Search the records below for the word "title" and show every line where it occurs.
===
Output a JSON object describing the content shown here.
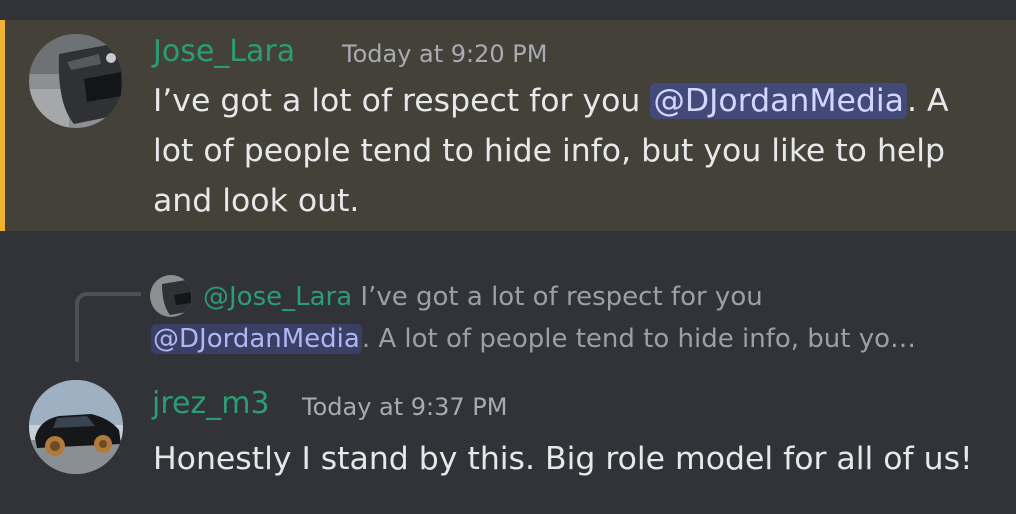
{
  "messages": [
    {
      "username": "Jose_Lara",
      "timestamp": "Today at 9:20 PM",
      "text_before": "I’ve got a lot of respect for you ",
      "mention": "@DJordanMedia",
      "text_after": ". A lot of people tend to hide info, but you like to help and look out.",
      "highlighted": true,
      "avatar_icon": "car-front-avatar"
    },
    {
      "username": "jrez_m3",
      "timestamp": "Today at 9:37 PM",
      "text": "Honestly I stand by this. Big role model for all of us!",
      "avatar_icon": "black-car-avatar",
      "reply": {
        "username": "@Jose_Lara",
        "line1": " I’ve got a lot of respect for you",
        "mention": "@DJordanMedia",
        "line2_after": ". A lot of people tend to hide info, but yo…"
      }
    }
  ],
  "colors": {
    "background": "#313338",
    "highlight_background": "#444139",
    "highlight_bar": "#f0b232",
    "username": "#2a9d72",
    "mention_bg": "#434a79"
  }
}
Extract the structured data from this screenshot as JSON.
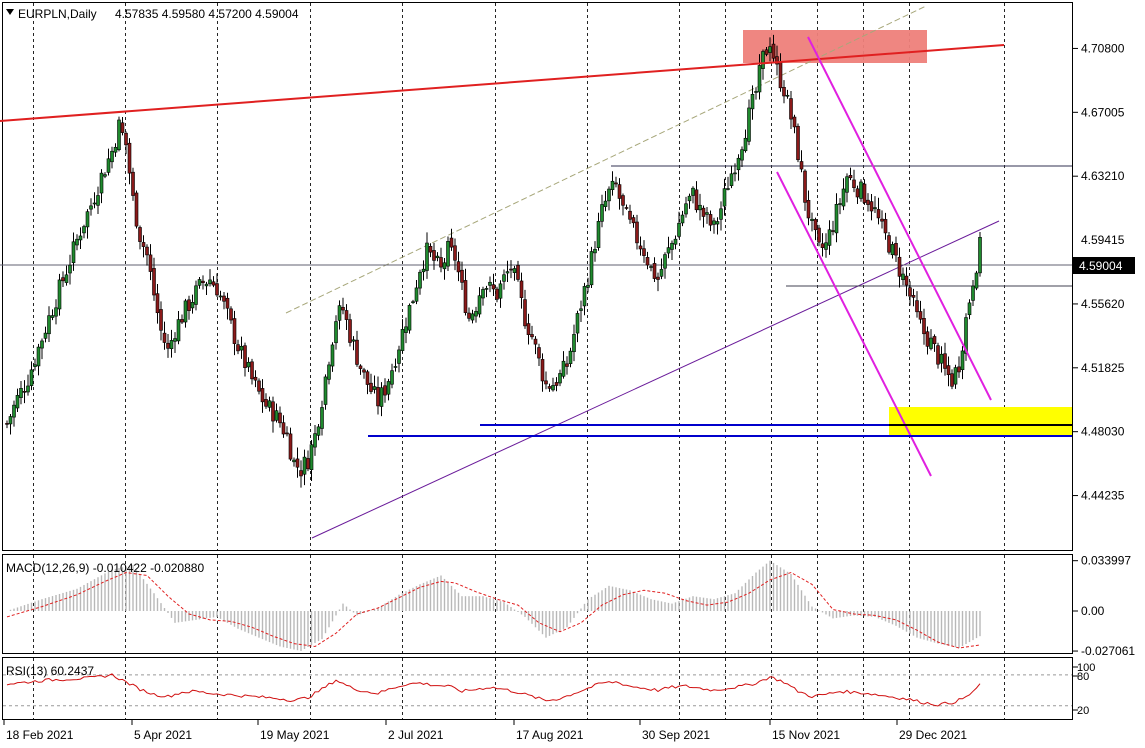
{
  "header": {
    "symbol": "EURPLN,Daily",
    "ohlc": "4.57835 4.59580 4.57200 4.59004"
  },
  "macd": {
    "label": "MACD(12,26,9) -0.010422 -0.020880"
  },
  "rsi": {
    "label": "RSI(13) 60.2437"
  },
  "chart_data": [
    {
      "type": "candlestick",
      "title": "EURPLN,Daily",
      "ylim": [
        4.41,
        4.735
      ],
      "y_ticks": [
        "4.70800",
        "4.67005",
        "4.63210",
        "4.55620",
        "4.51825",
        "4.48030",
        "4.44235"
      ],
      "y_ticks_values": [
        4.708,
        4.67005,
        4.6321,
        4.5562,
        4.51825,
        4.4803,
        4.44235
      ],
      "partially_hidden_tick": "4.59415",
      "current_price": "4.59004",
      "x_labels": [
        "18 Feb 2021",
        "5 Apr 2021",
        "19 May 2021",
        "2 Jul 2021",
        "17 Aug 2021",
        "30 Sep 2021",
        "15 Nov 2021",
        "29 Dec 2021"
      ],
      "close_path": [
        [
          0,
          4.485
        ],
        [
          3,
          4.5
        ],
        [
          6,
          4.512
        ],
        [
          9,
          4.53
        ],
        [
          12,
          4.548
        ],
        [
          15,
          4.565
        ],
        [
          18,
          4.582
        ],
        [
          21,
          4.6
        ],
        [
          24,
          4.615
        ],
        [
          27,
          4.632
        ],
        [
          30,
          4.647
        ],
        [
          32,
          4.662
        ],
        [
          34,
          4.651
        ],
        [
          36,
          4.618
        ],
        [
          38,
          4.597
        ],
        [
          40,
          4.585
        ],
        [
          42,
          4.562
        ],
        [
          44,
          4.54
        ],
        [
          46,
          4.528
        ],
        [
          48,
          4.541
        ],
        [
          50,
          4.549
        ],
        [
          52,
          4.556
        ],
        [
          54,
          4.563
        ],
        [
          56,
          4.569
        ],
        [
          58,
          4.571
        ],
        [
          60,
          4.566
        ],
        [
          62,
          4.555
        ],
        [
          64,
          4.543
        ],
        [
          66,
          4.531
        ],
        [
          68,
          4.521
        ],
        [
          70,
          4.511
        ],
        [
          72,
          4.503
        ],
        [
          74,
          4.496
        ],
        [
          76,
          4.492
        ],
        [
          78,
          4.486
        ],
        [
          80,
          4.478
        ],
        [
          82,
          4.462
        ],
        [
          84,
          4.458
        ],
        [
          86,
          4.464
        ],
        [
          88,
          4.478
        ],
        [
          90,
          4.5
        ],
        [
          92,
          4.525
        ],
        [
          94,
          4.548
        ],
        [
          96,
          4.553
        ],
        [
          98,
          4.538
        ],
        [
          100,
          4.525
        ],
        [
          102,
          4.513
        ],
        [
          104,
          4.505
        ],
        [
          106,
          4.498
        ],
        [
          108,
          4.506
        ],
        [
          110,
          4.518
        ],
        [
          112,
          4.532
        ],
        [
          114,
          4.547
        ],
        [
          116,
          4.56
        ],
        [
          118,
          4.578
        ],
        [
          120,
          4.587
        ],
        [
          122,
          4.582
        ],
        [
          124,
          4.576
        ],
        [
          126,
          4.588
        ],
        [
          128,
          4.584
        ],
        [
          130,
          4.565
        ],
        [
          132,
          4.548
        ],
        [
          134,
          4.556
        ],
        [
          136,
          4.57
        ],
        [
          138,
          4.565
        ],
        [
          140,
          4.562
        ],
        [
          142,
          4.571
        ],
        [
          144,
          4.578
        ],
        [
          146,
          4.565
        ],
        [
          148,
          4.548
        ],
        [
          150,
          4.537
        ],
        [
          152,
          4.522
        ],
        [
          154,
          4.508
        ],
        [
          156,
          4.509
        ],
        [
          158,
          4.513
        ],
        [
          160,
          4.52
        ],
        [
          162,
          4.538
        ],
        [
          164,
          4.556
        ],
        [
          166,
          4.573
        ],
        [
          168,
          4.593
        ],
        [
          170,
          4.611
        ],
        [
          172,
          4.622
        ],
        [
          174,
          4.626
        ],
        [
          176,
          4.612
        ],
        [
          178,
          4.603
        ],
        [
          180,
          4.595
        ],
        [
          182,
          4.588
        ],
        [
          184,
          4.577
        ],
        [
          186,
          4.571
        ],
        [
          188,
          4.583
        ],
        [
          190,
          4.592
        ],
        [
          192,
          4.604
        ],
        [
          194,
          4.616
        ],
        [
          196,
          4.621
        ],
        [
          198,
          4.612
        ],
        [
          200,
          4.606
        ],
        [
          202,
          4.601
        ],
        [
          204,
          4.613
        ],
        [
          206,
          4.628
        ],
        [
          208,
          4.64
        ],
        [
          210,
          4.653
        ],
        [
          212,
          4.668
        ],
        [
          214,
          4.682
        ],
        [
          216,
          4.702
        ],
        [
          218,
          4.713
        ],
        [
          220,
          4.695
        ],
        [
          222,
          4.684
        ],
        [
          224,
          4.667
        ],
        [
          226,
          4.646
        ],
        [
          228,
          4.619
        ],
        [
          230,
          4.601
        ],
        [
          232,
          4.588
        ],
        [
          234,
          4.591
        ],
        [
          236,
          4.604
        ],
        [
          238,
          4.617
        ],
        [
          240,
          4.632
        ],
        [
          242,
          4.628
        ],
        [
          244,
          4.623
        ],
        [
          246,
          4.619
        ],
        [
          248,
          4.611
        ],
        [
          250,
          4.6
        ],
        [
          252,
          4.592
        ],
        [
          254,
          4.582
        ],
        [
          256,
          4.572
        ],
        [
          258,
          4.561
        ],
        [
          260,
          4.548
        ],
        [
          262,
          4.539
        ],
        [
          264,
          4.533
        ],
        [
          266,
          4.525
        ],
        [
          268,
          4.516
        ],
        [
          270,
          4.511
        ],
        [
          272,
          4.521
        ],
        [
          274,
          4.547
        ],
        [
          276,
          4.571
        ],
        [
          278,
          4.59
        ]
      ]
    },
    {
      "type": "histogram+line",
      "title": "MACD(12,26,9)",
      "ylim": [
        -0.032,
        0.04
      ],
      "y_ticks": [
        "0.033997",
        "0.00",
        "-0.027061"
      ],
      "y_ticks_values": [
        0.033997,
        0.0,
        -0.027061
      ],
      "macd_histogram": [
        [
          0,
          0.0
        ],
        [
          10,
          0.008
        ],
        [
          20,
          0.015
        ],
        [
          30,
          0.028
        ],
        [
          36,
          0.031
        ],
        [
          42,
          0.012
        ],
        [
          48,
          -0.008
        ],
        [
          54,
          -0.006
        ],
        [
          60,
          -0.004
        ],
        [
          66,
          -0.012
        ],
        [
          72,
          -0.018
        ],
        [
          78,
          -0.024
        ],
        [
          84,
          -0.027
        ],
        [
          90,
          -0.019
        ],
        [
          96,
          0.005
        ],
        [
          100,
          -0.003
        ],
        [
          106,
          0.002
        ],
        [
          112,
          0.011
        ],
        [
          118,
          0.018
        ],
        [
          124,
          0.024
        ],
        [
          130,
          0.01
        ],
        [
          136,
          0.01
        ],
        [
          142,
          0.006
        ],
        [
          148,
          -0.004
        ],
        [
          154,
          -0.018
        ],
        [
          160,
          -0.011
        ],
        [
          166,
          0.008
        ],
        [
          172,
          0.017
        ],
        [
          178,
          0.014
        ],
        [
          184,
          0.008
        ],
        [
          190,
          0.005
        ],
        [
          196,
          0.01
        ],
        [
          202,
          0.008
        ],
        [
          208,
          0.012
        ],
        [
          214,
          0.026
        ],
        [
          218,
          0.034
        ],
        [
          224,
          0.025
        ],
        [
          230,
          0.003
        ],
        [
          236,
          -0.005
        ],
        [
          242,
          -0.003
        ],
        [
          248,
          -0.004
        ],
        [
          254,
          -0.01
        ],
        [
          260,
          -0.018
        ],
        [
          266,
          -0.022
        ],
        [
          272,
          -0.025
        ],
        [
          278,
          -0.017
        ]
      ],
      "signal_line": [
        [
          0,
          -0.004
        ],
        [
          10,
          0.003
        ],
        [
          20,
          0.011
        ],
        [
          28,
          0.02
        ],
        [
          34,
          0.026
        ],
        [
          40,
          0.024
        ],
        [
          46,
          0.01
        ],
        [
          52,
          -0.002
        ],
        [
          58,
          -0.006
        ],
        [
          64,
          -0.007
        ],
        [
          70,
          -0.011
        ],
        [
          76,
          -0.017
        ],
        [
          82,
          -0.022
        ],
        [
          88,
          -0.024
        ],
        [
          94,
          -0.015
        ],
        [
          100,
          -0.002
        ],
        [
          106,
          0.002
        ],
        [
          112,
          0.009
        ],
        [
          118,
          0.016
        ],
        [
          124,
          0.02
        ],
        [
          128,
          0.019
        ],
        [
          134,
          0.013
        ],
        [
          140,
          0.008
        ],
        [
          146,
          0.004
        ],
        [
          152,
          -0.008
        ],
        [
          158,
          -0.014
        ],
        [
          164,
          -0.008
        ],
        [
          170,
          0.004
        ],
        [
          176,
          0.011
        ],
        [
          182,
          0.014
        ],
        [
          188,
          0.012
        ],
        [
          194,
          0.007
        ],
        [
          200,
          0.004
        ],
        [
          206,
          0.006
        ],
        [
          212,
          0.012
        ],
        [
          218,
          0.021
        ],
        [
          224,
          0.026
        ],
        [
          230,
          0.018
        ],
        [
          236,
          0.001
        ],
        [
          242,
          -0.002
        ],
        [
          248,
          -0.003
        ],
        [
          254,
          -0.006
        ],
        [
          260,
          -0.013
        ],
        [
          266,
          -0.021
        ],
        [
          272,
          -0.025
        ],
        [
          278,
          -0.023
        ]
      ]
    },
    {
      "type": "line",
      "title": "RSI(13)",
      "ylim": [
        0,
        100
      ],
      "y_ticks": [
        "100",
        "80",
        "20"
      ],
      "y_ticks_values": [
        100,
        80,
        20
      ],
      "values": [
        [
          0,
          62
        ],
        [
          6,
          66
        ],
        [
          12,
          70
        ],
        [
          18,
          72
        ],
        [
          24,
          74
        ],
        [
          30,
          80
        ],
        [
          34,
          66
        ],
        [
          38,
          52
        ],
        [
          42,
          42
        ],
        [
          46,
          38
        ],
        [
          50,
          46
        ],
        [
          54,
          48
        ],
        [
          58,
          44
        ],
        [
          62,
          42
        ],
        [
          66,
          40
        ],
        [
          70,
          38
        ],
        [
          74,
          36
        ],
        [
          78,
          34
        ],
        [
          82,
          30
        ],
        [
          86,
          36
        ],
        [
          90,
          52
        ],
        [
          94,
          70
        ],
        [
          98,
          56
        ],
        [
          102,
          48
        ],
        [
          106,
          44
        ],
        [
          110,
          54
        ],
        [
          114,
          62
        ],
        [
          118,
          64
        ],
        [
          122,
          60
        ],
        [
          126,
          58
        ],
        [
          130,
          48
        ],
        [
          134,
          52
        ],
        [
          138,
          56
        ],
        [
          142,
          52
        ],
        [
          146,
          46
        ],
        [
          150,
          38
        ],
        [
          154,
          30
        ],
        [
          158,
          34
        ],
        [
          162,
          44
        ],
        [
          166,
          54
        ],
        [
          170,
          64
        ],
        [
          174,
          66
        ],
        [
          178,
          58
        ],
        [
          182,
          54
        ],
        [
          186,
          50
        ],
        [
          190,
          56
        ],
        [
          194,
          58
        ],
        [
          198,
          54
        ],
        [
          202,
          50
        ],
        [
          206,
          54
        ],
        [
          210,
          58
        ],
        [
          214,
          64
        ],
        [
          218,
          76
        ],
        [
          222,
          66
        ],
        [
          226,
          48
        ],
        [
          230,
          38
        ],
        [
          234,
          42
        ],
        [
          238,
          48
        ],
        [
          242,
          46
        ],
        [
          246,
          44
        ],
        [
          250,
          40
        ],
        [
          254,
          36
        ],
        [
          258,
          32
        ],
        [
          262,
          26
        ],
        [
          266,
          22
        ],
        [
          270,
          26
        ],
        [
          274,
          36
        ],
        [
          278,
          60
        ]
      ]
    }
  ]
}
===
Exercise response
      "title": "EURPLN,Daily",
      "title": "MACD(12,26,9)",
      "title": "RSI(13)",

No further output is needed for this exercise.